According to an AHRQ-supported study, wrong-site surgery occurred at a rate of approximately 1 per 113,000 operations between 1985 and 2004. In July 2004, The Joint Commission enacted a Universal Protocol that was developed through expert consensus on principles and steps for preventing wrong-site, wrong-procedure, and wrong-person surgery. The Universal Protocol applies to all accredited hospitals, ambulatory care, and office-based surgery facilities. The protocol requires performing a time out prior to beginning surgery, a practice that has been shown to improve teamwork and decrease the overall risk of wrong-site surgery. This Web site includes a number of resources and facts related to the Universal Protocol. Wrong-site, wrong-procedure, and wrong-patient errors are all now considered never events by the National Quality Forum and sentinel events by The Joint Commission. The Centers for Medicare and Medicaid Services have not reimbursed for any costs associated with these surgical errors since 2009.
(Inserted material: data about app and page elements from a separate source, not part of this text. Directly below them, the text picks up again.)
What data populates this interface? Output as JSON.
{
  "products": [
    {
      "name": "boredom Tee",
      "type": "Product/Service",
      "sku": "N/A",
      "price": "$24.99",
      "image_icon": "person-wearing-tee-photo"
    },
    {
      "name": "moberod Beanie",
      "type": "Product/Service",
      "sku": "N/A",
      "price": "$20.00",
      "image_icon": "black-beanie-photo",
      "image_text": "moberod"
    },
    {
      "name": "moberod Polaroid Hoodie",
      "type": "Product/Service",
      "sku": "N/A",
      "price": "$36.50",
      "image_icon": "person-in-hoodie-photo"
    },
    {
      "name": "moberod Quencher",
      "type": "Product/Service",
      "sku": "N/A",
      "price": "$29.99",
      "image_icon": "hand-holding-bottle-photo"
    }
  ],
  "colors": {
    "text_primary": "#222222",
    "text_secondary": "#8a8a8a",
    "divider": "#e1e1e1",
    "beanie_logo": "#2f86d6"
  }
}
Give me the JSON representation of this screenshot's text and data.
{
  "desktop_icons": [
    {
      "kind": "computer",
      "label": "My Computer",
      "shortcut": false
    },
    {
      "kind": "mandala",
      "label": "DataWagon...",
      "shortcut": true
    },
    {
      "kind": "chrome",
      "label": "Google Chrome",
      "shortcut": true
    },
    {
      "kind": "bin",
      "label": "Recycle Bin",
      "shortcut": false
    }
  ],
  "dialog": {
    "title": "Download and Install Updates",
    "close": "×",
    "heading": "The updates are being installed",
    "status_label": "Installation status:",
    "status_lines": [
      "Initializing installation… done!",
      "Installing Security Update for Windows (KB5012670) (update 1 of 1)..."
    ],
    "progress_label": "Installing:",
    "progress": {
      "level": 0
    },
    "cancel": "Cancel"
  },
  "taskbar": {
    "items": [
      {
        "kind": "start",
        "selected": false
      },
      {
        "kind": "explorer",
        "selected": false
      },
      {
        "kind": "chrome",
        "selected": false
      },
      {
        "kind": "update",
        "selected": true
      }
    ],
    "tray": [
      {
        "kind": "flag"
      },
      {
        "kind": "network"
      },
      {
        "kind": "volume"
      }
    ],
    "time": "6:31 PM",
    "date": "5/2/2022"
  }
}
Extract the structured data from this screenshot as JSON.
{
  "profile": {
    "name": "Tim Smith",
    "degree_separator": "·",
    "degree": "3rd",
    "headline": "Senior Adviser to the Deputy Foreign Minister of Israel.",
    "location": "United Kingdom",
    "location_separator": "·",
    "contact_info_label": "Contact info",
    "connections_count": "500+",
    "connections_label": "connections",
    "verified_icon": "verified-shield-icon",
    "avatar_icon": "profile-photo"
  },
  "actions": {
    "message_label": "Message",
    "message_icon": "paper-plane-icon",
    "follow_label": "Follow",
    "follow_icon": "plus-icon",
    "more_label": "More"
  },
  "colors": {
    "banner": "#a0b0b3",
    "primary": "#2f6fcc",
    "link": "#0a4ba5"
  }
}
Rodham-Clinton H; Obama B. 109th Congress. 1st Session. S. 1784. September 28, 2005.
This bill, introduced to the Senate by Senators Clinton (D-NY) and Obama (D-IL), proposes a program under the direction of the U.S. Department of Health and Human Services to a) require hospitals to disclose errors to patients and offer reasonable financial settlements where appropriate; b) create a national patient safety database, comprised of confidential reports from health care institutions; and c) protect any statements about and apologies for errors that providers make to patients from being used in a later malpractice action.